Apart from who the murderer is, I also didn’t like how the story was narrated because it was sometimes hard to tell who the characters are or who’s talking, but I think that’s because I’m unfamiliar with almost all of them. The story mostly uses the characters’ real names instead of their superhero monikers as another way to humanize them, but that just made me confused.
I didn’t like was how the wives of Elongated Man and Atomic Man were characterized either. They seem like total airheads because their reasons for doing certain major things make no damn sense, which brings me back to my problem with the murderer. I’m pretty sure the writer could have thought of more concrete reasons for these women to do what they did without seeming so silly
Also, I didn’t care much for the mind wiping plot line, but I think that’s because I’m unfamiliar with the DC Universe. That plot line piggybacks on previous stories in the DC Universe that I haven’t read. However, I do like that it shows there’s a divide with the Justice League, a league within the league, and that it touches on what can result from superheroes’ dangerous job of being a superhero — their loved ones can be targets if the superheroes’ identities are ever revealed.

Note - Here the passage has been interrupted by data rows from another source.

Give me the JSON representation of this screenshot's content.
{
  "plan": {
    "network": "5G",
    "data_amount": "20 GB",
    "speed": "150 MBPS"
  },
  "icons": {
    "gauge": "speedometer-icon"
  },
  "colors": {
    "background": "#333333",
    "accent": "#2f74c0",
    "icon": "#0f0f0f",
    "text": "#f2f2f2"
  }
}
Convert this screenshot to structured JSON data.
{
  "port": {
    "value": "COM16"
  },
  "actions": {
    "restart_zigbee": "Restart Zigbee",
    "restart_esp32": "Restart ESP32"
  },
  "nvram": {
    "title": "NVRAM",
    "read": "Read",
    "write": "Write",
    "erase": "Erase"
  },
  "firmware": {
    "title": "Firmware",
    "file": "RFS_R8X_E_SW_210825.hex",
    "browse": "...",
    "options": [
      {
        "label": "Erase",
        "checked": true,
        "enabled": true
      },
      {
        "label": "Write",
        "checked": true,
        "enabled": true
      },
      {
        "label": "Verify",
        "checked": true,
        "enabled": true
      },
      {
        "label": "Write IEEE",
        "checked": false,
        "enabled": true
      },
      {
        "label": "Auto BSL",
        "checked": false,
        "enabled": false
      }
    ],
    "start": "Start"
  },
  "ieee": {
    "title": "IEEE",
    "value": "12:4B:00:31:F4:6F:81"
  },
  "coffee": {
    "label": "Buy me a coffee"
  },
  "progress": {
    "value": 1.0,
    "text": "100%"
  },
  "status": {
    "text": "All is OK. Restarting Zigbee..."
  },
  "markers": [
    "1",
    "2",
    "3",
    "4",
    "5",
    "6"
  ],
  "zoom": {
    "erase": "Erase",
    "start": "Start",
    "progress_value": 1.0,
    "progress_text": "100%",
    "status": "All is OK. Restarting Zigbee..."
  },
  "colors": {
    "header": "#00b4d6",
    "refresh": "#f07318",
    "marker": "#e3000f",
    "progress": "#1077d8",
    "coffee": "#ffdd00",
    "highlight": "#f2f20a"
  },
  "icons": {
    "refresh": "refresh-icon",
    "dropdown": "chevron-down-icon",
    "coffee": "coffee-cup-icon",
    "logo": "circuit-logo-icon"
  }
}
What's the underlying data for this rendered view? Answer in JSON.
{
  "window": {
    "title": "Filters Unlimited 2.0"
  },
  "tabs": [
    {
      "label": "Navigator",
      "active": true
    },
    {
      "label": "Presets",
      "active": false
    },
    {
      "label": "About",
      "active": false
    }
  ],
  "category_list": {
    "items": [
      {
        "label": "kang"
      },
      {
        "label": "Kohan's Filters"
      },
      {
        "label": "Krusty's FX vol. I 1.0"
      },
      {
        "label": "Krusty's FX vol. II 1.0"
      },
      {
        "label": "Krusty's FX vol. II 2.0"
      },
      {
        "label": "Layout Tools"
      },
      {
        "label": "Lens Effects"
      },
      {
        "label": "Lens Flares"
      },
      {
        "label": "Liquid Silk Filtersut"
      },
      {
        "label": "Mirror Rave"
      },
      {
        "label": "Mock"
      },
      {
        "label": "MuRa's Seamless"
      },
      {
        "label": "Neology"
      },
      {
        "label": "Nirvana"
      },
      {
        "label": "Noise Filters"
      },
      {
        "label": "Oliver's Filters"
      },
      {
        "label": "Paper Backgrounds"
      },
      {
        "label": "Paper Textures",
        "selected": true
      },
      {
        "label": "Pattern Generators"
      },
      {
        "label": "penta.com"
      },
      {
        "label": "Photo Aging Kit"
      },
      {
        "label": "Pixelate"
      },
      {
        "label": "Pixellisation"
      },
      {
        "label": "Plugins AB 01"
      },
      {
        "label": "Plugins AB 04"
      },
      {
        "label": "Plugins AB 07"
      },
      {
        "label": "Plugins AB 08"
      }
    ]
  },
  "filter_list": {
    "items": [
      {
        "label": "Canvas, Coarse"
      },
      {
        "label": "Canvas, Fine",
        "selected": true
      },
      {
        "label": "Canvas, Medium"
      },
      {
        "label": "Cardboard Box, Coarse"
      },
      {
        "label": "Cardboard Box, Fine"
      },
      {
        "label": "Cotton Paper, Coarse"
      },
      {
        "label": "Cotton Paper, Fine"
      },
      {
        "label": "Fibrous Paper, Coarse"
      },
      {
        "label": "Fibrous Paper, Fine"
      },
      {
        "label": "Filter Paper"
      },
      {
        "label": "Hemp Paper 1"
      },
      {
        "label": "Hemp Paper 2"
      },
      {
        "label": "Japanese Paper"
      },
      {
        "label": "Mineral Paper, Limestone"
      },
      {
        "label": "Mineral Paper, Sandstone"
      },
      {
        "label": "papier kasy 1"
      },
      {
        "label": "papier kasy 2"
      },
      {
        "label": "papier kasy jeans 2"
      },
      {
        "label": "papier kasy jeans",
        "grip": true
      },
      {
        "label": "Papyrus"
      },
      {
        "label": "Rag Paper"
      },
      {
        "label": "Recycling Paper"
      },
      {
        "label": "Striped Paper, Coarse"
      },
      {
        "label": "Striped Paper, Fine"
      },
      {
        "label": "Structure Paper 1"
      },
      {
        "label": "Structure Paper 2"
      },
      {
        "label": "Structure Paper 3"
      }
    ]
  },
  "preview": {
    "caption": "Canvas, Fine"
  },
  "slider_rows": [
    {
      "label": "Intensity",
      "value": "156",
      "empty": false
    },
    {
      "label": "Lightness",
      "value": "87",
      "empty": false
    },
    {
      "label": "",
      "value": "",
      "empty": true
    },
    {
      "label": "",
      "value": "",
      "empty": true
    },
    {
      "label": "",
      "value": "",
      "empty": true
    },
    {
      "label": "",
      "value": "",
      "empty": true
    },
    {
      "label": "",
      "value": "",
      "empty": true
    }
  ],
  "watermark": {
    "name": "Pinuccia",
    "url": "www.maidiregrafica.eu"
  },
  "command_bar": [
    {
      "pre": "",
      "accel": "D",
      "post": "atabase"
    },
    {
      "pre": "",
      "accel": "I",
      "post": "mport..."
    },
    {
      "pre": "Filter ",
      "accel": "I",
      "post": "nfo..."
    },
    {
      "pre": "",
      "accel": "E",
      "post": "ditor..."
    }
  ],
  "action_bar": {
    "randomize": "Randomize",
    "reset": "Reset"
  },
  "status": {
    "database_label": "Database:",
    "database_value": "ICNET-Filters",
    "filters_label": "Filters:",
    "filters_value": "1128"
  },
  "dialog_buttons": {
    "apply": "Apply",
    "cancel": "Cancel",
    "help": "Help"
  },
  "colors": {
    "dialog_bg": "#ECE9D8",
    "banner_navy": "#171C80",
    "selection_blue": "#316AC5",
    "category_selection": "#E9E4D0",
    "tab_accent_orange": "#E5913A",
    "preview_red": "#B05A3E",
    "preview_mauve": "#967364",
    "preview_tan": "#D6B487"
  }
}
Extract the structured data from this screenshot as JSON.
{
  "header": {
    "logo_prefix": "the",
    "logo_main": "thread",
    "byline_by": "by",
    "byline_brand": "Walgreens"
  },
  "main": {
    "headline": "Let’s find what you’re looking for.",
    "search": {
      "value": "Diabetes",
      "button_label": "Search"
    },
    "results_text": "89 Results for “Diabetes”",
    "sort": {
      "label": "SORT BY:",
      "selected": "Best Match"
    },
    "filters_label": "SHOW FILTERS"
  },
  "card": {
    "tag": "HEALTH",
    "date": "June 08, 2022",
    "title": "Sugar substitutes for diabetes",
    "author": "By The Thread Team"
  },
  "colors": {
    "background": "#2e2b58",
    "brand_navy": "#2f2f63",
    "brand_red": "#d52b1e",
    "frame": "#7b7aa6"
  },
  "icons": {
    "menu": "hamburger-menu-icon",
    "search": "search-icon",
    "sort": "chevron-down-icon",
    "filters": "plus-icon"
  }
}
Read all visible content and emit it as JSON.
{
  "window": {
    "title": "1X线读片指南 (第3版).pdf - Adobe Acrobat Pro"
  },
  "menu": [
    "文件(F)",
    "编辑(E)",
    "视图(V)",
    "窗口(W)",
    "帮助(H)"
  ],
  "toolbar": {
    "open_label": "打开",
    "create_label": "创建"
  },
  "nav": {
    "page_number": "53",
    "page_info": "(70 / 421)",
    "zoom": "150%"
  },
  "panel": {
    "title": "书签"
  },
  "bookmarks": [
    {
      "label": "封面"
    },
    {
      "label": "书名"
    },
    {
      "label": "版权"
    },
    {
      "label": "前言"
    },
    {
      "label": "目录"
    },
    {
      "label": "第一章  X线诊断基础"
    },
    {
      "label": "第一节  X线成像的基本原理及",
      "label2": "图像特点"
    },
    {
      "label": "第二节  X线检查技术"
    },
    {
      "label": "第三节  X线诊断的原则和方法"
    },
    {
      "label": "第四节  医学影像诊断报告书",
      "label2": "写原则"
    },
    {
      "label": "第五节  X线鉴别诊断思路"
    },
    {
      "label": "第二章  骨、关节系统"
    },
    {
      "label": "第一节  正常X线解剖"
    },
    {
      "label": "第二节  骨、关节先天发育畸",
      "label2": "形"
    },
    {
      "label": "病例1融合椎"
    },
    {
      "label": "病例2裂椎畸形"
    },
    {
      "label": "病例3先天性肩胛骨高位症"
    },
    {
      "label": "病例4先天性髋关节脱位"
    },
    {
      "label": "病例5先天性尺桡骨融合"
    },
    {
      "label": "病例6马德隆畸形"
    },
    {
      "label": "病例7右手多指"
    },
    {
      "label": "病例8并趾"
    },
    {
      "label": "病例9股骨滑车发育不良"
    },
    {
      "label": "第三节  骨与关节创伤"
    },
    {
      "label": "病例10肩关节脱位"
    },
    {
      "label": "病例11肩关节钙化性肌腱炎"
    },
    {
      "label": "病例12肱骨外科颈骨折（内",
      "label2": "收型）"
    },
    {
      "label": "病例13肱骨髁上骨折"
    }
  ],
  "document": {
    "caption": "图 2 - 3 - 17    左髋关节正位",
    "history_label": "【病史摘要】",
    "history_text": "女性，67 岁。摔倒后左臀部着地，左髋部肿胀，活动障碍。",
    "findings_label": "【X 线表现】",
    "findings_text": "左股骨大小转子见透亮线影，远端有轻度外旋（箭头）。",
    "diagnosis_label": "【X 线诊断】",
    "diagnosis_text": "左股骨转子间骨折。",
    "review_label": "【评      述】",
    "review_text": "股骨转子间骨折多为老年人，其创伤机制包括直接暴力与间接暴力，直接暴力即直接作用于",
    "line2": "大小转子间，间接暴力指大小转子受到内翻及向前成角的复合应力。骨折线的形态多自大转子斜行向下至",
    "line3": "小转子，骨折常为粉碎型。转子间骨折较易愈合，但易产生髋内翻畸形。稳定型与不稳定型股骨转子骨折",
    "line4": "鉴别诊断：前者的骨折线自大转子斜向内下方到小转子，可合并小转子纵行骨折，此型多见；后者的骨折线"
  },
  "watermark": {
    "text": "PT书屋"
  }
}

The art is great. Strong illustrations, appealing colors, and great storytelling choices. I like how the fight scenes are drawn because the artist tries to feature everyone, but sometimes one or two characters would look a bit awkward to me.
I mentioned some of my favorite panels above because the artist does a great job of communicating the characters’ emotions through his pictures or making characters do simple tasks to emphasize their humanness. However, another favorite illustration is a quick sketch he did of Dr. Light at the end of a chapter when Light realizes his mind had been fiddled with. I could feel his rage.
The major fight scene was a favorite too, but it’s hard to tell if I like it because of how it’s narrated or how it’s drawn or both. I loved it though and the villain, Deathstroke, is such a formidable enemy. He took everyone down! But it was funny how Green Arrow got him to lose his focus. Lol! I would have liked to see that fight scene on screen in 3D.
Another favorite scene was the funeral of the dead spouse because all the heroes show up for it. Those more familiar with the characters than I would appreciate that scene a bit more too. I just liked seeing all the characters there. Also, I like the issue covers: My favorite is of all the capes hung up.
See pages from the comic below. Click on them for a larger view. You will be spoiled on who died, but it’s not a major spoiler.
Overall: ★★★★☆ 1/2
Almost 5 stars. I had to subtract some points for silly female characters. I think they should have been stronger. I mean Louis Lane was in there for about five seconds and she seemed stronger than them both. L I’m really pissed about that.
Anyway, great story and I highly recommend it to DC Universe fans who haven’t yet read it.